╔══
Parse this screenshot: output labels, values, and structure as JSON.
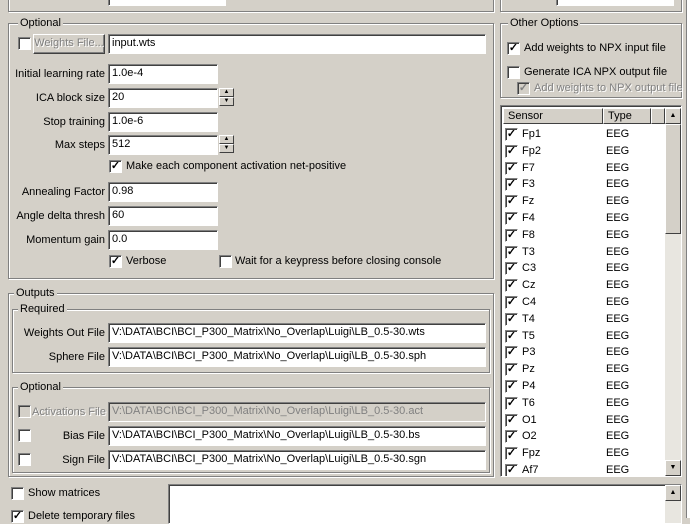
{
  "optional": {
    "legend": "Optional",
    "weights_button": "Weights File...",
    "weights_value": "input.wts",
    "initial_learning_rate_label": "Initial learning rate",
    "initial_learning_rate": "1.0e-4",
    "ica_block_size_label": "ICA block size",
    "ica_block_size": "20",
    "stop_training_label": "Stop training",
    "stop_training": "1.0e-6",
    "max_steps_label": "Max steps",
    "max_steps": "512",
    "net_positive_label": "Make each component activation net-positive",
    "annealing_factor_label": "Annealing Factor",
    "annealing_factor": "0.98",
    "angle_delta_label": "Angle delta thresh",
    "angle_delta": "60",
    "momentum_gain_label": "Momentum gain",
    "momentum_gain": "0.0",
    "verbose_label": "Verbose",
    "wait_keypress_label": "Wait for a keypress before closing console"
  },
  "outputs": {
    "legend": "Outputs",
    "required_legend": "Required",
    "weights_out_label": "Weights Out File",
    "weights_out": "V:\\DATA\\BCI\\BCI_P300_Matrix\\No_Overlap\\Luigi\\LB_0.5-30.wts",
    "sphere_label": "Sphere File",
    "sphere": "V:\\DATA\\BCI\\BCI_P300_Matrix\\No_Overlap\\Luigi\\LB_0.5-30.sph",
    "optional_legend": "Optional",
    "activations_label": "Activations File",
    "activations": "V:\\DATA\\BCI\\BCI_P300_Matrix\\No_Overlap\\Luigi\\LB_0.5-30.act",
    "bias_label": "Bias File",
    "bias": "V:\\DATA\\BCI\\BCI_P300_Matrix\\No_Overlap\\Luigi\\LB_0.5-30.bs",
    "sign_label": "Sign File",
    "sign": "V:\\DATA\\BCI\\BCI_P300_Matrix\\No_Overlap\\Luigi\\LB_0.5-30.sgn"
  },
  "bottom": {
    "show_matrices_label": "Show matrices",
    "delete_temp_label": "Delete temporary files"
  },
  "other_options": {
    "legend": "Other Options",
    "add_weights_label": "Add weights to NPX input file",
    "generate_ica_label": "Generate ICA NPX output file",
    "add_weights_output_label": "Add weights to NPX output file"
  },
  "sensors": {
    "col_sensor": "Sensor",
    "col_type": "Type",
    "rows": [
      {
        "name": "Fp1",
        "type": "EEG"
      },
      {
        "name": "Fp2",
        "type": "EEG"
      },
      {
        "name": "F7",
        "type": "EEG"
      },
      {
        "name": "F3",
        "type": "EEG"
      },
      {
        "name": "Fz",
        "type": "EEG"
      },
      {
        "name": "F4",
        "type": "EEG"
      },
      {
        "name": "F8",
        "type": "EEG"
      },
      {
        "name": "T3",
        "type": "EEG"
      },
      {
        "name": "C3",
        "type": "EEG"
      },
      {
        "name": "Cz",
        "type": "EEG"
      },
      {
        "name": "C4",
        "type": "EEG"
      },
      {
        "name": "T4",
        "type": "EEG"
      },
      {
        "name": "T5",
        "type": "EEG"
      },
      {
        "name": "P3",
        "type": "EEG"
      },
      {
        "name": "Pz",
        "type": "EEG"
      },
      {
        "name": "P4",
        "type": "EEG"
      },
      {
        "name": "T6",
        "type": "EEG"
      },
      {
        "name": "O1",
        "type": "EEG"
      },
      {
        "name": "O2",
        "type": "EEG"
      },
      {
        "name": "Fpz",
        "type": "EEG"
      },
      {
        "name": "Af7",
        "type": "EEG"
      }
    ]
  },
  "check_glyph": "✓"
}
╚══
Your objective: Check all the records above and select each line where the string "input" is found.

Your response:
    "weights_value": "input.wts",
    "add_weights_label": "Add weights to NPX input file",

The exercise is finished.